[Records shown]
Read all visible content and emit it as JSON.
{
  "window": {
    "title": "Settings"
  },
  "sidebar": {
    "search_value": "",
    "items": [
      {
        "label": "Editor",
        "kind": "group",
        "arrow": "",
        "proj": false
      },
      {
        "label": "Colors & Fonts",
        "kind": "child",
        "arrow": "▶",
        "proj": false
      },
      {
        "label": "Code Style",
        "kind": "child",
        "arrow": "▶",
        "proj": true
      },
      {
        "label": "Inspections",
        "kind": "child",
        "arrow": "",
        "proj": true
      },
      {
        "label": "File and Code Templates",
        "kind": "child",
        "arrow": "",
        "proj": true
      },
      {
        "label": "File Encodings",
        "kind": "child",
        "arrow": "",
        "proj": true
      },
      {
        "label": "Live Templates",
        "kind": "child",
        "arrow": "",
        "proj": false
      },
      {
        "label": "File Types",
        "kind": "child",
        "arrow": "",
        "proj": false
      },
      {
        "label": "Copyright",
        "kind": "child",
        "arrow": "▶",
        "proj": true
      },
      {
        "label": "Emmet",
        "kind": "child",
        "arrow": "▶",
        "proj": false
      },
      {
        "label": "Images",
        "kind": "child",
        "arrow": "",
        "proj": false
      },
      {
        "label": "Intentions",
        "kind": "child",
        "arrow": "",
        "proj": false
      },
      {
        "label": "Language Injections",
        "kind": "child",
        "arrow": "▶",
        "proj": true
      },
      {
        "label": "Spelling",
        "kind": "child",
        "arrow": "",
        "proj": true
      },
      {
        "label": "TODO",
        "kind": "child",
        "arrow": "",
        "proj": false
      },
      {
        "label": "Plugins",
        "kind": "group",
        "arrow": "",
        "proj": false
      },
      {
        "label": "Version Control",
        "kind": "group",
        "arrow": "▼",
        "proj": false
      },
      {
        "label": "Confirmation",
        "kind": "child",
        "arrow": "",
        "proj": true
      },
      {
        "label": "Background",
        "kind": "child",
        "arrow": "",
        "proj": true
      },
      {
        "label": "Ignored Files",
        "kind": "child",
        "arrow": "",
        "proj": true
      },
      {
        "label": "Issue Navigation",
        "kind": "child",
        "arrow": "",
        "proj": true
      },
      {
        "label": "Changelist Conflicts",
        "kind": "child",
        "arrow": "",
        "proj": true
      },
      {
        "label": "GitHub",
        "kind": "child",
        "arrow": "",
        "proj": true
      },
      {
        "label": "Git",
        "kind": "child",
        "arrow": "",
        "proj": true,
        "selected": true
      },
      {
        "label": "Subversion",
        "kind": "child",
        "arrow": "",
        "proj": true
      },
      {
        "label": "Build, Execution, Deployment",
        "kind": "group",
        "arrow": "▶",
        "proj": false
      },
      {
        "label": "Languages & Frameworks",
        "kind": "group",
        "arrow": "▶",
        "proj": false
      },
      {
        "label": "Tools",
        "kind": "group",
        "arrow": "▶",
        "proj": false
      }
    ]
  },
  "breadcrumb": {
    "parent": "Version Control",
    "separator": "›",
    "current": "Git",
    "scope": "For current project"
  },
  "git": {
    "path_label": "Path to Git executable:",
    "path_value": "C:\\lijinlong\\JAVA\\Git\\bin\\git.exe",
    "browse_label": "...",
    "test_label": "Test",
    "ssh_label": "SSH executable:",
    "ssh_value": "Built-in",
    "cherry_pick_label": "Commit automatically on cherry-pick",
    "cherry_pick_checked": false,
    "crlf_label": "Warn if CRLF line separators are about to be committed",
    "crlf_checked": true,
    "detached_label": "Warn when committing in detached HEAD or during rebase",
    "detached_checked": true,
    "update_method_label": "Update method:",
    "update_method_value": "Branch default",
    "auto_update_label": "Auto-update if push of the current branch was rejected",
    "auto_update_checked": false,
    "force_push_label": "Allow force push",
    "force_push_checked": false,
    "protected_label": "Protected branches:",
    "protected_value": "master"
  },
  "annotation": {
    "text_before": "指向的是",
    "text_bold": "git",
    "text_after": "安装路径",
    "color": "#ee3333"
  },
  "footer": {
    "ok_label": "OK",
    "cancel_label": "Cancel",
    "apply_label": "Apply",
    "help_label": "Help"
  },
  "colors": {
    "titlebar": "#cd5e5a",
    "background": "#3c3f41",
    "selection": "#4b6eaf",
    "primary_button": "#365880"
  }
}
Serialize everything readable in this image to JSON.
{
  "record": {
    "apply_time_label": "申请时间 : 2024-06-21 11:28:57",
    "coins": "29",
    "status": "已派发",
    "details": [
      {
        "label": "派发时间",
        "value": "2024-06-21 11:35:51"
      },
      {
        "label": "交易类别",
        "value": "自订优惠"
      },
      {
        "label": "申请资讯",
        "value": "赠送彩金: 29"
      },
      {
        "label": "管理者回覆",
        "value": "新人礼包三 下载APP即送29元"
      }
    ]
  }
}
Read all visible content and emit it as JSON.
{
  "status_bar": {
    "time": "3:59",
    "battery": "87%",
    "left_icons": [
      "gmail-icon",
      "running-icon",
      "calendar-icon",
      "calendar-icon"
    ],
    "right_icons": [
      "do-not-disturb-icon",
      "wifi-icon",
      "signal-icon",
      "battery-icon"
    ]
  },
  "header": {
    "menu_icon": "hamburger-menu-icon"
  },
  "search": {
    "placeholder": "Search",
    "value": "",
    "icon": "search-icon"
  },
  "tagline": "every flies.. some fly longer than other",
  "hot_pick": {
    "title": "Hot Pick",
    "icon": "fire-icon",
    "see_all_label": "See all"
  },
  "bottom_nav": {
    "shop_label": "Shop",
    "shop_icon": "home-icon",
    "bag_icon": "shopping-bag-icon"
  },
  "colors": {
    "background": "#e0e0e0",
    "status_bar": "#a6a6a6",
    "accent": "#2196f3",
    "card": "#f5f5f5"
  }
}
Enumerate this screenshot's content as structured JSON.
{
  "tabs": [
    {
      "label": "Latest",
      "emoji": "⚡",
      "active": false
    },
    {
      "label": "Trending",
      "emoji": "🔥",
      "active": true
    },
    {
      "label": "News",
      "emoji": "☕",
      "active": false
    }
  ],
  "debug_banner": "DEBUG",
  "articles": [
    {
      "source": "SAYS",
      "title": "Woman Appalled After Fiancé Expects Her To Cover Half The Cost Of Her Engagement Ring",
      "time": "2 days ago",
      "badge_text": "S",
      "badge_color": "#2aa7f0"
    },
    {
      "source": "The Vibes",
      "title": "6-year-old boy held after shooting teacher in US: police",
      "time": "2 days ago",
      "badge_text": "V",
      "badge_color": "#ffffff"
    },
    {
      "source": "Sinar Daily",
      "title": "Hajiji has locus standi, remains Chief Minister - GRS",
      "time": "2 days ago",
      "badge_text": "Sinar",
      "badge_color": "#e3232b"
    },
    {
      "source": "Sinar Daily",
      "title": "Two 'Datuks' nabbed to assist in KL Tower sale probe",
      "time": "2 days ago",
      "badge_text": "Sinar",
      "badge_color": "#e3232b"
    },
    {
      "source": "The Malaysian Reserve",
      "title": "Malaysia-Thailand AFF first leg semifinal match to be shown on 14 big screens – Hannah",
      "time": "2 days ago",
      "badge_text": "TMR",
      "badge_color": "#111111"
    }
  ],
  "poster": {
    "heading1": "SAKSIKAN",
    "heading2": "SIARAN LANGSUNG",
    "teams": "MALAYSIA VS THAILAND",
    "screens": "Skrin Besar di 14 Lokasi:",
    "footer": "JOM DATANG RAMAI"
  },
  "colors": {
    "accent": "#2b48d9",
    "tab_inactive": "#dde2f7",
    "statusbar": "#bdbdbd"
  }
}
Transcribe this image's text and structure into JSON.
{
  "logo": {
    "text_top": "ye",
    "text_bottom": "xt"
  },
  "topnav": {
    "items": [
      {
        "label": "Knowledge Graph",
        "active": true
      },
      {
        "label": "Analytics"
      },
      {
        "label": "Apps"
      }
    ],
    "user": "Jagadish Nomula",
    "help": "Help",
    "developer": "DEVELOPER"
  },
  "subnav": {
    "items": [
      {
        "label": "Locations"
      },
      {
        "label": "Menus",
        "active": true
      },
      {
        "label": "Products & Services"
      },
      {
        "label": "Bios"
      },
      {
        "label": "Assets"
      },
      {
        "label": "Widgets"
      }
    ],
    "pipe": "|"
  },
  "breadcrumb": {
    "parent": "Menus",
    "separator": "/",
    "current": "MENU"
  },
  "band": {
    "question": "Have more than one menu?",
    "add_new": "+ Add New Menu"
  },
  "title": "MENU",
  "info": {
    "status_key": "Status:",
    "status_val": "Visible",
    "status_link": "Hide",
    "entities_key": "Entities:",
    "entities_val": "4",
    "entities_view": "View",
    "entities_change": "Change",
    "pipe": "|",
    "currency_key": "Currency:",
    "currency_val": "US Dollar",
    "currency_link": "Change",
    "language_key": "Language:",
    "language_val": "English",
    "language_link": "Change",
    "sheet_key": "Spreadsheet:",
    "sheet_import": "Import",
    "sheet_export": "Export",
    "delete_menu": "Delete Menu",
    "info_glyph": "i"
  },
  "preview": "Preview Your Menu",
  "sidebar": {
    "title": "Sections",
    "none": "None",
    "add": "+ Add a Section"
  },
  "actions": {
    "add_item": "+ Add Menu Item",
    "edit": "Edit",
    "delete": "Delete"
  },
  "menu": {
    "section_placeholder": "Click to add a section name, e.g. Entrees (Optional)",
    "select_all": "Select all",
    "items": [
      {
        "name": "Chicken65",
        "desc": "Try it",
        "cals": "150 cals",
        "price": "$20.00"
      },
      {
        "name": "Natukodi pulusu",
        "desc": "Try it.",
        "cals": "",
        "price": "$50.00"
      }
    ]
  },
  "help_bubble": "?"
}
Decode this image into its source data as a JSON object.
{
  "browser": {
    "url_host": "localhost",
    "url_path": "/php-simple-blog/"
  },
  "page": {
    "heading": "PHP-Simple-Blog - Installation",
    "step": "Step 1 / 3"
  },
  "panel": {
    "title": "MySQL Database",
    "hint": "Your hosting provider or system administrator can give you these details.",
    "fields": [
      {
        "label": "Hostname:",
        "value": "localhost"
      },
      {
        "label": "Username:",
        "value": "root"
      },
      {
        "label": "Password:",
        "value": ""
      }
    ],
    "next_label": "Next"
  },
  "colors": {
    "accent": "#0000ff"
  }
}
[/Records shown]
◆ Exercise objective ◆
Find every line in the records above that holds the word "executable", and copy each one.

◆ Completed exercise ◆
    "path_label": "Path to Git executable:",
    "ssh_label": "SSH executable:",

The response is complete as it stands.